▶ [Task statement]:
For the word "JSON", state how many lines below contain it. Give no other text.

### Dataset extract

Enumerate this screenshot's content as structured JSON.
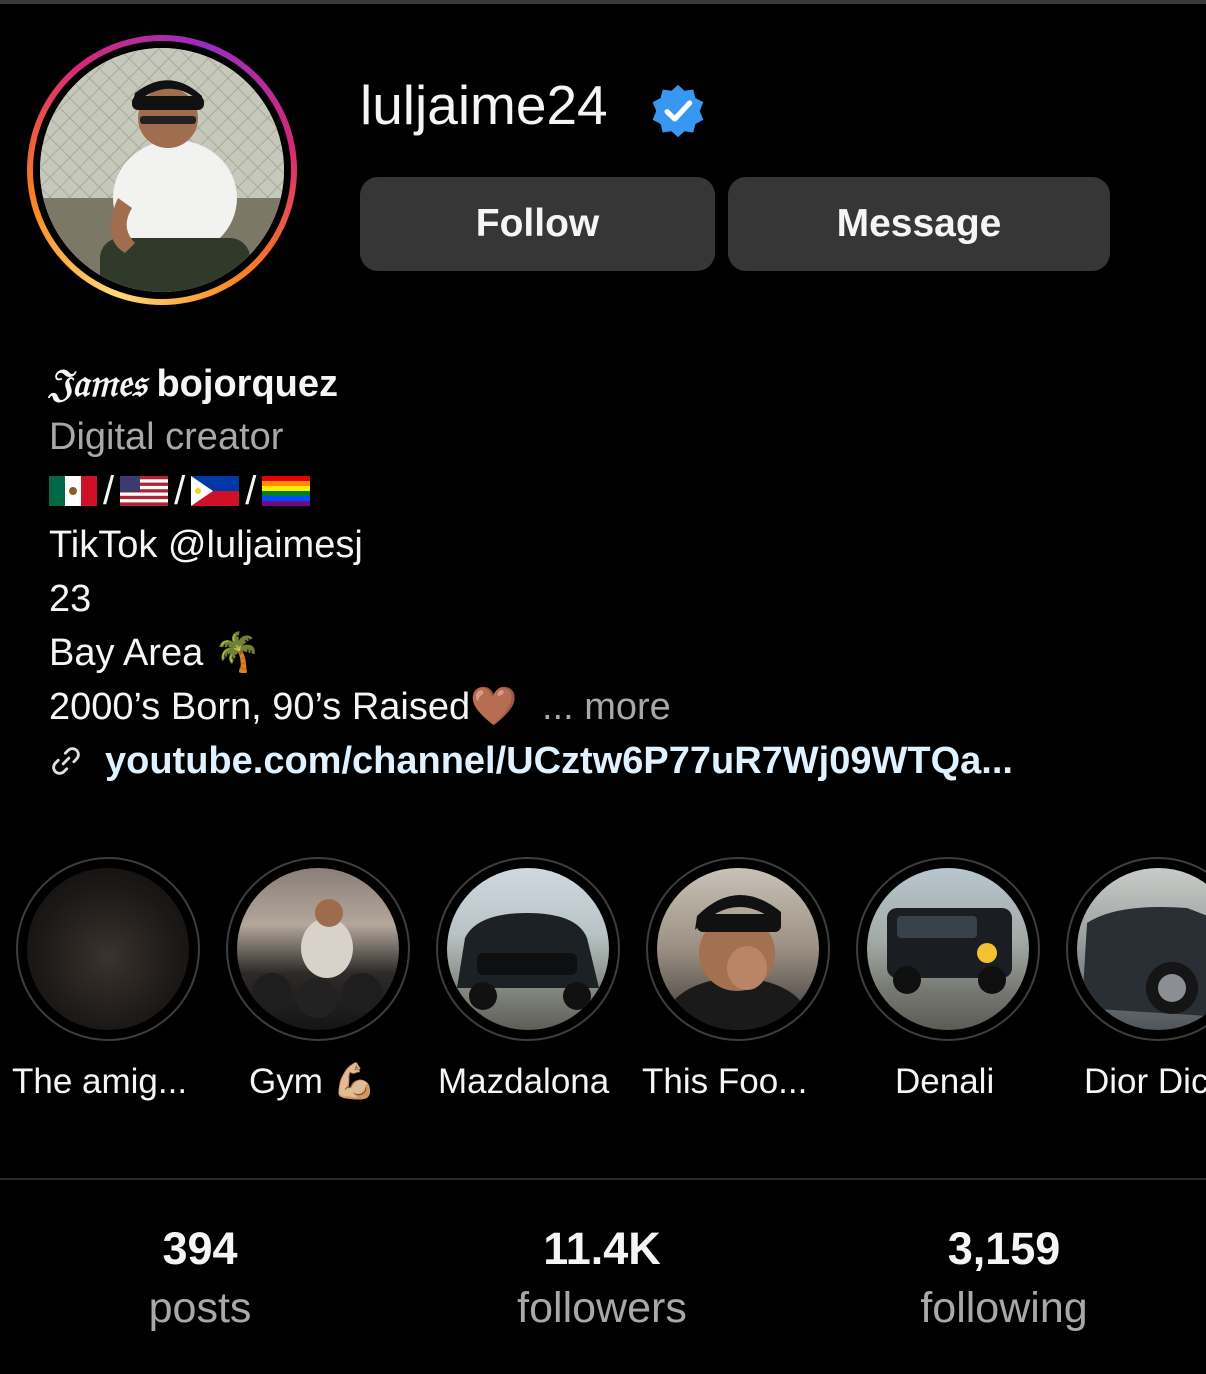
{
  "profile": {
    "username": "luljaime24",
    "verified_icon": "verified-badge-icon",
    "accent_color": "#3897f0"
  },
  "actions": {
    "follow_label": "Follow",
    "message_label": "Message"
  },
  "bio": {
    "name_fancy": "𝔍𝔞𝔪𝔢𝔰",
    "name_rest": "bojorquez",
    "category": "Digital creator",
    "flags": [
      "mexico-flag",
      "usa-flag",
      "philippines-flag",
      "pride-flag"
    ],
    "flag_separator": "/",
    "tiktok": "TikTok @luljaimesj",
    "age": "23",
    "location": "Bay Area 🌴",
    "tagline": "2000’s Born, 90’s Raised🤎",
    "more_label": "... more",
    "link": "youtube.com/channel/UCztw6P77uR7Wj09WTQa..."
  },
  "highlights": [
    {
      "label": "The amig..."
    },
    {
      "label": "Gym 💪🏼"
    },
    {
      "label": "Mazdalona"
    },
    {
      "label": "This Foo..."
    },
    {
      "label": "Denali"
    },
    {
      "label": "Dior Dic"
    }
  ],
  "stats": {
    "posts": {
      "value": "394",
      "label": "posts"
    },
    "followers": {
      "value": "11.4K",
      "label": "followers"
    },
    "following": {
      "value": "3,159",
      "label": "following"
    }
  }
}
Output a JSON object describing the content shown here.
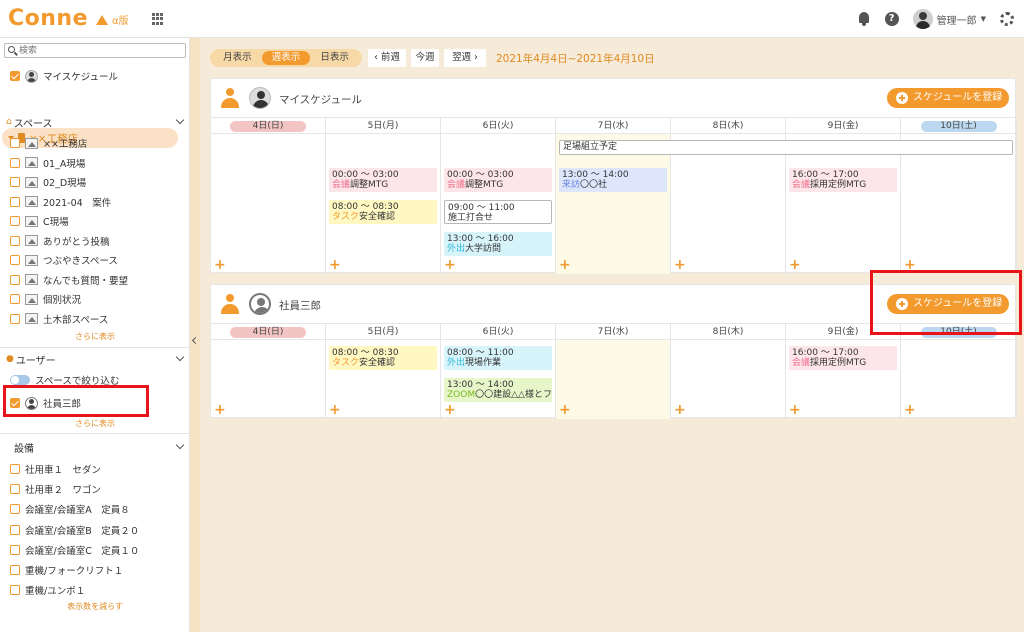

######

▶ [Exercise output]:
2